A book must be the axe for the frozen sea within us.
Franz Kafka, Letter to Oskar Pollak 1904
Paul Horton at Anthony Cody’s blog has offered a third installment of his defense of reading, recommending:
David Mikics, a Professor of English at the University of Houston, has recently written a very good book on this issue, Slow Reading in a Hurried Age (2013).
As reading and English teachers grapple with teaching literacy to prepare students for PARCC tests across the country, they should read this book very slowly to attempt to maintain a semblance of sanity: Slow Reading in a Hurried Age describes what you know you should be doing and want to do in your classes: reading to open minds rather than prescribed literacy drills that closes them.
Horton’s defense speaks to two important points I want to add here.
First, over 31 years as a teacher primarily concerned with literacy, I can attest that one of the most powerful forces that stands between students and a life-long love of reading is formal schooling.
For example, virtually all children (who are healthy, safe, and well fed) are eager and excited about both learning to read and reading. By 9th or 10th grade, however, a solid majority of students respond to reading somewhere between ambivalence and dread.
What do all those students have in common? Years of formal schooling in which their reading has overwhelmingly been assigned and then the purpose of text has almost exclusively been reduced to mining those assigned texts for the information teachers or test creators want those students to identify (up next, the hell that will be “close reading”—or “how to destroy the love of reading in one easy step”).
Teaching at the university level and working closely with English majors have presented me with another powerful phenomenon: College students who lament that their formal education keeps them from pleasure reading and who feel relief and excitement at the possibility of returning to reading by choice once they graduate.
Second, Horton’s series on reading speaks to the work of Lou LaBrant, who spent most of her 65 years as a formal educator calling for free reading—including her foundational “The Content of a Free Reading Program” (1937).
And thus, to the term “free reading.”
Directly, advocacy for free reading is an evidence-based argument that reading is essential for human agency and empowerment, but the quest for reading among the young must be couched in recognizing the tension between the ability to read (so-called reading skills such as decoding, comprehension, etc.) and the proclivity to read (appreciating the value of reading as well as simply wanting to read).
If teaching children to read makes them non-readers, what’s is the point?
That leads to the secondary implication of the term “free reading”—we must find ways in which to free reading from the historical and current policies and practices that destroy the love of reading all children need and deserve.
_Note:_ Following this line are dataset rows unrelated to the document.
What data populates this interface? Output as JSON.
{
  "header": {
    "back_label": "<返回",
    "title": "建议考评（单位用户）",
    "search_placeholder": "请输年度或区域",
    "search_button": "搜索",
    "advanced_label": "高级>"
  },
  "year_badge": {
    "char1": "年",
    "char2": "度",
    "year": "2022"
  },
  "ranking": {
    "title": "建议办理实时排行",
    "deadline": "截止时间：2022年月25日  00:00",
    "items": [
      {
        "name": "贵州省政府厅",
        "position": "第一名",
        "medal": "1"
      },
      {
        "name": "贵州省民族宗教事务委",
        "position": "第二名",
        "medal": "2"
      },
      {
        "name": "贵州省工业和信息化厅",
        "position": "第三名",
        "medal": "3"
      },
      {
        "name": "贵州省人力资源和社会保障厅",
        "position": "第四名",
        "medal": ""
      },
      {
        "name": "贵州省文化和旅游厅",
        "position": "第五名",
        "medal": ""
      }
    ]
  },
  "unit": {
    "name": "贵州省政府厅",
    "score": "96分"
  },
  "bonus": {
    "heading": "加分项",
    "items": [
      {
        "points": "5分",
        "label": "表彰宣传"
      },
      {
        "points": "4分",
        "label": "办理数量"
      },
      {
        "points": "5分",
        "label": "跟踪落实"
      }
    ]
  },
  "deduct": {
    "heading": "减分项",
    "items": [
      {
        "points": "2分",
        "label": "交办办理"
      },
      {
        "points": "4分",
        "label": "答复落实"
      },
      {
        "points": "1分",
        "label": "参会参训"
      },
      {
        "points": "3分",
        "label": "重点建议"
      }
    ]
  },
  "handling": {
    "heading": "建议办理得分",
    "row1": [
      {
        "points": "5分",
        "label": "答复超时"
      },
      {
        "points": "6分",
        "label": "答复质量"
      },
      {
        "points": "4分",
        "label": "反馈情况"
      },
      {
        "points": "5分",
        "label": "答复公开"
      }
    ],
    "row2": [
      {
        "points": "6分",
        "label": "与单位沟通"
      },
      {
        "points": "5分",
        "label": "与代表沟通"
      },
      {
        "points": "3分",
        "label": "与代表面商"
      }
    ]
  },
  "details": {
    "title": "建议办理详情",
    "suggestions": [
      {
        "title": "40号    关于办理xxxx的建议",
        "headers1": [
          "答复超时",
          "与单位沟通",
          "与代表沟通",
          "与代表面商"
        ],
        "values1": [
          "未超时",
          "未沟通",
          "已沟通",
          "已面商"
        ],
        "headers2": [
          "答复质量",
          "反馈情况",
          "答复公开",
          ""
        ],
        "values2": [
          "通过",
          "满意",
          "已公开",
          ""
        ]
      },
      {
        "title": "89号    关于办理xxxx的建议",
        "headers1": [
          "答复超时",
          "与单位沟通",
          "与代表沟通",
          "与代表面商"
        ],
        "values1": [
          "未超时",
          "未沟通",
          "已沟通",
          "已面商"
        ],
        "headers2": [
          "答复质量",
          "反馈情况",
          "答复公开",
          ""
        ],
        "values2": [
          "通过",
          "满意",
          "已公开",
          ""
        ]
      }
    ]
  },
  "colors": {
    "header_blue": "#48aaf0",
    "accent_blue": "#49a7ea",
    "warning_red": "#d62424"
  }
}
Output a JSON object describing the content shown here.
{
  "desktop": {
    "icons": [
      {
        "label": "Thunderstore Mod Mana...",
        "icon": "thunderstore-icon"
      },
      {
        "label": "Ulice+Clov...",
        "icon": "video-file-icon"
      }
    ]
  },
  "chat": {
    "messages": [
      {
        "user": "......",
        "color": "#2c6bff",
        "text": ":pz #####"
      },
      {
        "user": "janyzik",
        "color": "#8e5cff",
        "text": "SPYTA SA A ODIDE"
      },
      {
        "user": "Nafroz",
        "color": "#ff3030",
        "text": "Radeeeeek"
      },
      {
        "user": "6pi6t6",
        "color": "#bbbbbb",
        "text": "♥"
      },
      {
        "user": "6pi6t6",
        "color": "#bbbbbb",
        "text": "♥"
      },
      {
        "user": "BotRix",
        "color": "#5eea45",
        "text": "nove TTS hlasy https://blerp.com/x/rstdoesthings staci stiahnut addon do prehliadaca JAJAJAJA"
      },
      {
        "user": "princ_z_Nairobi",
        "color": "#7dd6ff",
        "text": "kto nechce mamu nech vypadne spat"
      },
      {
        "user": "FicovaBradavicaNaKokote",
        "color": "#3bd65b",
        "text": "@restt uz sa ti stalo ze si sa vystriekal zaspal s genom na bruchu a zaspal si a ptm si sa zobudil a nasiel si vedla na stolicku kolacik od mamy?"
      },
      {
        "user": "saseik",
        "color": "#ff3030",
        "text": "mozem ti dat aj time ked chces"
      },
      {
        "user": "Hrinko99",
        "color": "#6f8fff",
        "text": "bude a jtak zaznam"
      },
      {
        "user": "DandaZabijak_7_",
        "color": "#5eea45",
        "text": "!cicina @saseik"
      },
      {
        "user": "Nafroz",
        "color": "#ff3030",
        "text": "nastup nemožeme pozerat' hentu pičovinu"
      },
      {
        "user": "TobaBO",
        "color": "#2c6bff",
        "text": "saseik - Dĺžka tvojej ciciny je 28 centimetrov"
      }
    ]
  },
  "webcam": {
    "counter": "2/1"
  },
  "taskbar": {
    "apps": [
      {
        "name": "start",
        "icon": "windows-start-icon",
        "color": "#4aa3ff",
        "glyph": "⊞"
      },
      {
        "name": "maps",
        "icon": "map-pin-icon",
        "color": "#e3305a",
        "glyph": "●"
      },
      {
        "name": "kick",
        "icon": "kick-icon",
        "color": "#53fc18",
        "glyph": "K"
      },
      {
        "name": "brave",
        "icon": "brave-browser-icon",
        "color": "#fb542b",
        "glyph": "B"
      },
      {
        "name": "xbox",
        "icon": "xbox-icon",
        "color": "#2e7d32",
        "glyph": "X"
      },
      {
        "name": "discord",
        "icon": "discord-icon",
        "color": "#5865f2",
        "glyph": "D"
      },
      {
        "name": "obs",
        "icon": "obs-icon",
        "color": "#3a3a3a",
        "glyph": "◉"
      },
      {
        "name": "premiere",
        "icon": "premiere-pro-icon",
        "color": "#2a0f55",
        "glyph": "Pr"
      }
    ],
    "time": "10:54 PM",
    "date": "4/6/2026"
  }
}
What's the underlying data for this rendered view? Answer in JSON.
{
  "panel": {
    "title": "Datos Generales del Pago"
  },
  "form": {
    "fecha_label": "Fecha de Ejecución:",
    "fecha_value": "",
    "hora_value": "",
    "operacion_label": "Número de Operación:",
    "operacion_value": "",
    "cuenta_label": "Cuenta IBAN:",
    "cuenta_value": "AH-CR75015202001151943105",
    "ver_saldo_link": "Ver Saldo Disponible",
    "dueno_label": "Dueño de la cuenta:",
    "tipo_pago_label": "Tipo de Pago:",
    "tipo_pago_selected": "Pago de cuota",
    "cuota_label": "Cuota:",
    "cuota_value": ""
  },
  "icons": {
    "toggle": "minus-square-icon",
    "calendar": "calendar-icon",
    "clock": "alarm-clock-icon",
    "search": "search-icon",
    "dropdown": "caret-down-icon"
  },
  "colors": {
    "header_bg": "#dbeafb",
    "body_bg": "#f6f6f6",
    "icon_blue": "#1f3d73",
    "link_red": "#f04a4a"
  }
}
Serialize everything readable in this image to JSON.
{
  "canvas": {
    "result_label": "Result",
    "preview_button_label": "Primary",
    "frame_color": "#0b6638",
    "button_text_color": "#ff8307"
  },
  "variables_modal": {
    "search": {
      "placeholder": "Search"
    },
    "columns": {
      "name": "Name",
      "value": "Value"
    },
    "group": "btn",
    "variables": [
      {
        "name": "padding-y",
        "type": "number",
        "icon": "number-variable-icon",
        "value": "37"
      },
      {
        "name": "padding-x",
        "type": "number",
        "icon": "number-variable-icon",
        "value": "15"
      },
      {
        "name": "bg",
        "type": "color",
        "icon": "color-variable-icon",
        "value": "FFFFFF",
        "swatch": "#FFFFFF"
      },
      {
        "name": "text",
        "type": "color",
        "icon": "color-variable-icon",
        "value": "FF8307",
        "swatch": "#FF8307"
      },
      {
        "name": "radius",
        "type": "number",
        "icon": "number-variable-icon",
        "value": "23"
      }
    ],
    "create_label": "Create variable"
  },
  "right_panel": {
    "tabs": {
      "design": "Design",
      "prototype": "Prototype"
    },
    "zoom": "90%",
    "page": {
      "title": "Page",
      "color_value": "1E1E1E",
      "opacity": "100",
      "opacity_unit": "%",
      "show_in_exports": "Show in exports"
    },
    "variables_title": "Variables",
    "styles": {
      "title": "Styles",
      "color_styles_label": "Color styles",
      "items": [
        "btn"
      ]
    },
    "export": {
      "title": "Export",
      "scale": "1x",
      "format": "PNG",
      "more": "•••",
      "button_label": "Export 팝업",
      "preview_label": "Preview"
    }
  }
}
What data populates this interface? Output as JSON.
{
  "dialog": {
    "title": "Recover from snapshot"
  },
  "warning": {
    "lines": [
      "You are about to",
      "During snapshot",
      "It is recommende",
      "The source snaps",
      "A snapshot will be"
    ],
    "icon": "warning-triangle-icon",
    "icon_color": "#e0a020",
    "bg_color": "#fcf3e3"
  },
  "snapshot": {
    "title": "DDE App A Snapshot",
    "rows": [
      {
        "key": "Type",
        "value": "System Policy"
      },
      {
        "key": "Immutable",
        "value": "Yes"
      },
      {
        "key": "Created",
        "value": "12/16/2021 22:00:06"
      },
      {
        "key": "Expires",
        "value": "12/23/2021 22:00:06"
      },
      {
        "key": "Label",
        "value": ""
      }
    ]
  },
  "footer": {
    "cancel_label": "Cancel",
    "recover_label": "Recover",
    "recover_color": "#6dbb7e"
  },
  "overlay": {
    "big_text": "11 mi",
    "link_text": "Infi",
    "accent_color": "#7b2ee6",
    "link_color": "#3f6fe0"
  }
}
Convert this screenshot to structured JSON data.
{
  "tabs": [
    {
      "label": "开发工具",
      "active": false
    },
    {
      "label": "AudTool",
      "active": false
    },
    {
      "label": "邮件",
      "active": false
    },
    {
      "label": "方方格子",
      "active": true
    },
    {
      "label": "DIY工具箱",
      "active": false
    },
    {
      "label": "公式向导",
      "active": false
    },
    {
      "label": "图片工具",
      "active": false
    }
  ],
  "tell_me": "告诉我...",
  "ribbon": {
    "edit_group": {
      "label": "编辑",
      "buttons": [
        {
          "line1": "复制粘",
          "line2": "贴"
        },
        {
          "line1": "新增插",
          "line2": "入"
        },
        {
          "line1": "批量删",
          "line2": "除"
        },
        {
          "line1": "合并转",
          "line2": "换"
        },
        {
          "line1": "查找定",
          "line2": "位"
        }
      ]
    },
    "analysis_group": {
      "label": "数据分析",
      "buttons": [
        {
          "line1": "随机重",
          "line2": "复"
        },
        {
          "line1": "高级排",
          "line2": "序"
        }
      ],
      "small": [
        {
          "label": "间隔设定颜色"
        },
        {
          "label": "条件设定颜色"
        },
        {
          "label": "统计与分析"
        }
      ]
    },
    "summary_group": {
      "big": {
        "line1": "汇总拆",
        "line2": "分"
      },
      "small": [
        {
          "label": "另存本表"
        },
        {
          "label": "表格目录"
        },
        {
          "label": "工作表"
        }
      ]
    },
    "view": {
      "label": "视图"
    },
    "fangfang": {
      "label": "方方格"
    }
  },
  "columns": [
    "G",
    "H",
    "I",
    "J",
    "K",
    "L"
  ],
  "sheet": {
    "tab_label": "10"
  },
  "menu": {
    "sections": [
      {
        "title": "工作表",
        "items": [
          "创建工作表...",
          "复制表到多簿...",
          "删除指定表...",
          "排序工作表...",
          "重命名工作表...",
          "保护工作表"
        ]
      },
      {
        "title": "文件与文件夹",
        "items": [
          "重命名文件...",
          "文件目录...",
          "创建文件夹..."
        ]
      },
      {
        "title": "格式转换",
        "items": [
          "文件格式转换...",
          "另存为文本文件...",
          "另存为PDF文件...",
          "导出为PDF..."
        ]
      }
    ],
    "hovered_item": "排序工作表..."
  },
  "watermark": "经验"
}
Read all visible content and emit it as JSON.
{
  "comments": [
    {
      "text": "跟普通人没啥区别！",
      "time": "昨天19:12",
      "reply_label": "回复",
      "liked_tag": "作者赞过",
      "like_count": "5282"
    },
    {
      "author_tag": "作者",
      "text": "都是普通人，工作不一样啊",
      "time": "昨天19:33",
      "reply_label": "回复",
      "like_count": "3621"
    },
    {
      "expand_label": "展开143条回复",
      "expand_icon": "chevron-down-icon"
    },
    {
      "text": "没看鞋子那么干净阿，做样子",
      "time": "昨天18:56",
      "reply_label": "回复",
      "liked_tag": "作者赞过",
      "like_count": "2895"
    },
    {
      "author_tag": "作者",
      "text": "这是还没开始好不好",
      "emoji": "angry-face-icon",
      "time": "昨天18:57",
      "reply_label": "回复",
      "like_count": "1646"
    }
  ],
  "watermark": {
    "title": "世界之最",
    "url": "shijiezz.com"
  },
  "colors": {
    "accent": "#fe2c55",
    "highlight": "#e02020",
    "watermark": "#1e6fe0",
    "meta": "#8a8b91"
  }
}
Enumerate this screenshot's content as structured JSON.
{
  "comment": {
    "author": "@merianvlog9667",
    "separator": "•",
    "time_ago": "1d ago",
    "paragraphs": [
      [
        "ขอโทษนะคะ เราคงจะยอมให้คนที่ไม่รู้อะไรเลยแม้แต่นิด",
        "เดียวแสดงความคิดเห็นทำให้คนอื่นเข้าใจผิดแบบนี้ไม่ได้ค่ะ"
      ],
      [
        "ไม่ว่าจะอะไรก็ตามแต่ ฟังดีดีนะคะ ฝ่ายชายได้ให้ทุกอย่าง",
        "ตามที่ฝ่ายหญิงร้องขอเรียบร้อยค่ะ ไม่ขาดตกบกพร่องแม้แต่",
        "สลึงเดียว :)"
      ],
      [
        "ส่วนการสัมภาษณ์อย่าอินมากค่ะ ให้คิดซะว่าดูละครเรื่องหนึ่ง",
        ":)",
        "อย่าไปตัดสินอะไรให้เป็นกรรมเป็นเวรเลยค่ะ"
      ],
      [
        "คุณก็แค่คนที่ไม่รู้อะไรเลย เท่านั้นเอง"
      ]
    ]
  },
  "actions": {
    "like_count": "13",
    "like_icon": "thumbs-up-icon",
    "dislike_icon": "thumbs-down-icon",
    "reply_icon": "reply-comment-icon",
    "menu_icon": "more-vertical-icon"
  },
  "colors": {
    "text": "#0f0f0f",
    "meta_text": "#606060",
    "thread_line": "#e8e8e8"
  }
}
- Choice is one of the most powerful conditions for all literacy growth, especially when students are allowed choice in the context of the guidance of expert readers and writers (including but not exclusively teachers).
- Access to books and texts is central to literacy development, especially abundant access to texts in the home and in schools (such as well-funded libraries with professional librarians).
The ways in which many of us come to love reading have been identified and confirmed again and again by teachers and researchers, but also among writers. Read Neil Gaiman on libraries and books, or Ray Bradbury, or Walter Dean Myers.
That list, in fact, is nearly endless, but we fail to listen to teachers, researchers, writers, and worst of all, students.
There is a wonderful and powerfully subtle remembrance in Lousie DeSalvo’s Vertigo in which she shares a moment from her high school experience. DeSalvo’s physics teacher confronts the young Louise about her ignoring his lectures by reading novels not-so-covertly in the back of room (otherwise, Louise notes that she is a good student in that class).
Mr. Horton, the teacher, does not respond in the way we expect. He takes her book, Fyodor Dostoevsky’s The Possessed, in his hand and then offers her a deal: He wants her to stop ignoring his lectures, but he offers to read the books she is reading and then talking with her about them (pp. 168-169).
For me, this teacher asks that DeSalvo respect the course by acknowledging his respect for those things that matter to her. It is an elegant and gracious compromise found all too rarely in schools.
If we are to take seriously the value in reading, as Horton does, we must come to terms with the paradox: Free reading is the path to free reading from the failures of demanding and teaching reading in our schools.
In 1937, LaBrant reached a conclusion that holds true today:
The theory that in a free or extensive reading program designed to utilize interest and to serve individual needs there will be fruitless reading of light fiction gains no evidence from this study. The report does, however, point to the possibility that the adolescent has much greater power to read and to think intelligently about reading than the results of our conventional program have led us to believe. (p. 34)
DeSalvo’s physics teacher ends his deal offer by noting that Louise has the key quality needed for a teacher: “‘A passionate interest in your subject'” (p. 169).
Moments such as this must become the norm of schooling, not the rare recollection found in a memoir—a memoir, by the way, that is a beautiful and incisive read, an “axe for the frozen sea within us.”
For Further Reading